Skip to main content

How much does it cost to get a CDL? What you need to know

A truck driver with their hand on the steering wheel.

Estimated reading time: 2 minutes 

"How much does it cost to get a CDL?" is a common question among aspiring truck drivers. Many factors influence the cost of obtaining a CDL – including where you live and what driving school you attend but it generally ranges from $4,000 to $12,000. 

Keep reading to learn more about what impacts the cost of getting a CDL. 

What impacts the cost of CDL training? 

One of the first steps in obtaining a CDL is to attend a CDL program at a truck driving school or a community college. This will most likely be the greatest cost associated with getting your CDL. 

Before choosing your driving school, consider how these factors could impact the price of each school: 

1. Public vs. privately funded schools.  

Publicly funded schools are usually less expensive than privately funded driving schools. However, publicly funded schools generally have a longer wait time. 

2. The school’s training program. 

Although most schools have a 160-hour training program, each driving school has its own training preferences and practices. These differences can often affect the price of a school’s CDL training course. 

3. The school’s reputation and job placement record. 

Schools with better reputations and job placement records are typically more expensive. However, the quality of your education is also important to consider, so don’t let cost be the only factor in your choice of CDL school.  

4. Equipment utilization. 

The trucks, technology and equipment schools use can impact the cost of their tuition.  

5. Lodging and extra amenities. 

If the school you choose to attend isn’t close to home, you should expect to also pay for your lodging and extra amenities like meals. 

What variables affect CDL license costs? 

Once you have graduated from CDL school, you will have to take the next steps to actually obtain your CDL. Some of these steps have fees associated with them. 

Some of the fees you should expect when working to get your CDL include: 

1. CDL application fees. 

Getting your CDL begins with submitting an application, which typically comes with a fee. This fee covers the administrative costs of processing your application and can range anywhere from $10 to $50, depending on the state you live in. 

2. Medical examinations. 

There are also costs related to the DOT physical you will be required to get. DOT physicals can cost between $50 and $150. 

3. CDL test fees (skills, road and written test). 

Once your application is accepted, you'll need to take your CDL tests. Some states include these in the application fee, while others charge for them separately. 

4. The license itself (Class A, B, C, etc.). 

Once you've passed all your tests, there's the cost of the CDL license itself. This fee can range anywhere from $30 to $75, although it is higher in some states. The cost of the license often depends on several factors, including the type of license you're obtaining. 

5. Additional endorsements (e.g. hazmat, doubles, etc.). 

CDL endorsements are special permissions that allow CDL holders to operate specific types of commercial vehicles or haul certain kinds of cargo. Each endorsement requires you to pass a separate written and/or skills test, and there's usually an associated fee.

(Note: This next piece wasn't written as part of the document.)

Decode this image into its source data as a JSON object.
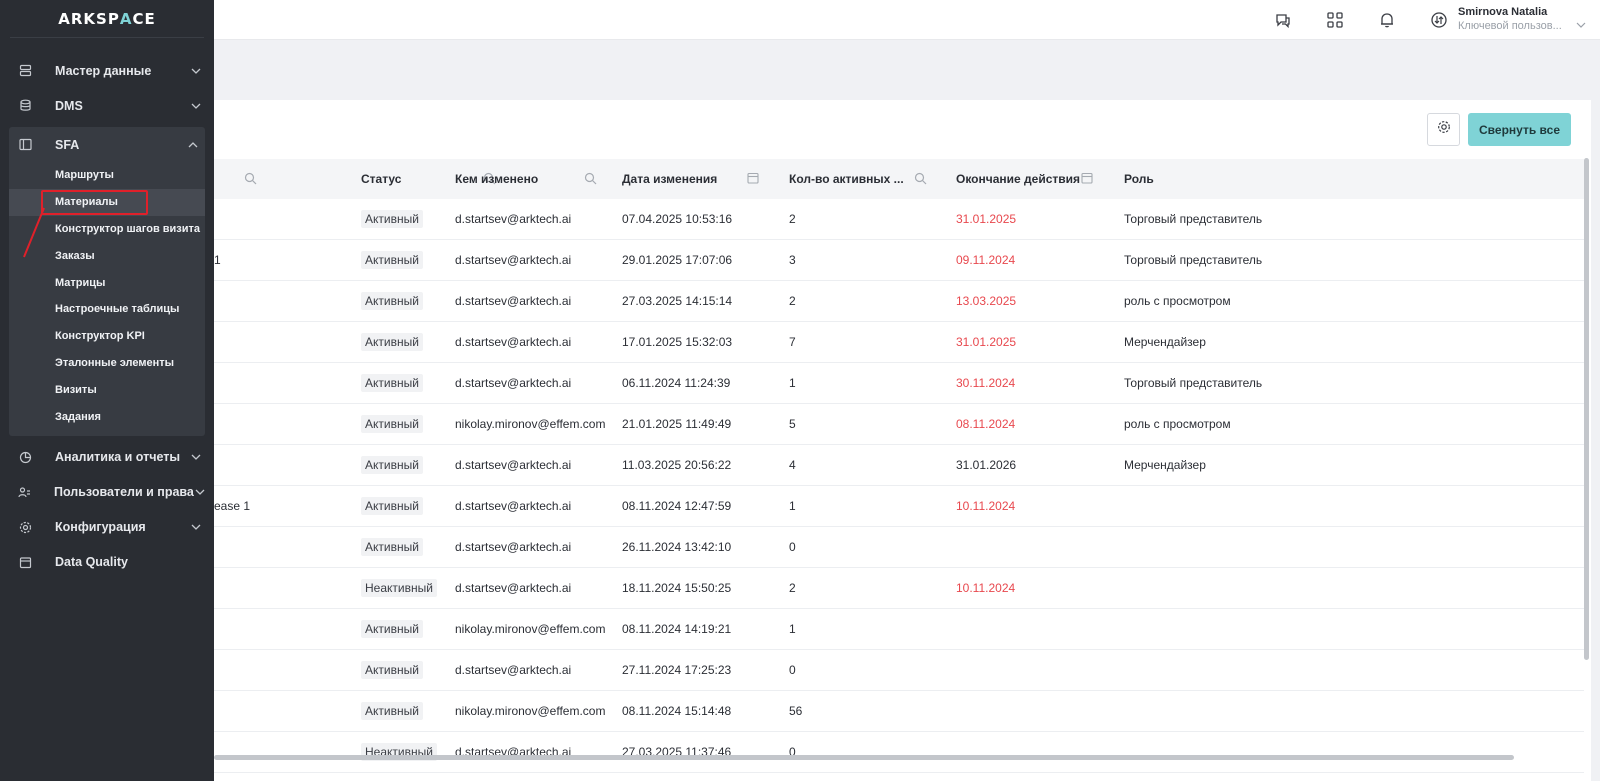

Drivers should consult their local Department of Motor Vehicles (DMV) to see if their state charges the following fees for getting a CDL. 

Need help covering the cost of your CDL?

Schneider is committed to helping new and returning drivers start their careers off right, which is why we offer a wide selection of company-paid CDL training options. 

About the author
Author Picture

Schneider Guy loves the "Big Orange." He's passionate about the trucking industry and connecting people to rewarding careers within it. He's been the eyes and ears of our company since our founding in 1935, and he's excited to interact with prospective and current Schneider associates through "A Slice of Orange."

More posts by this author
© Copyright 2024, Schneider. All rights reserved.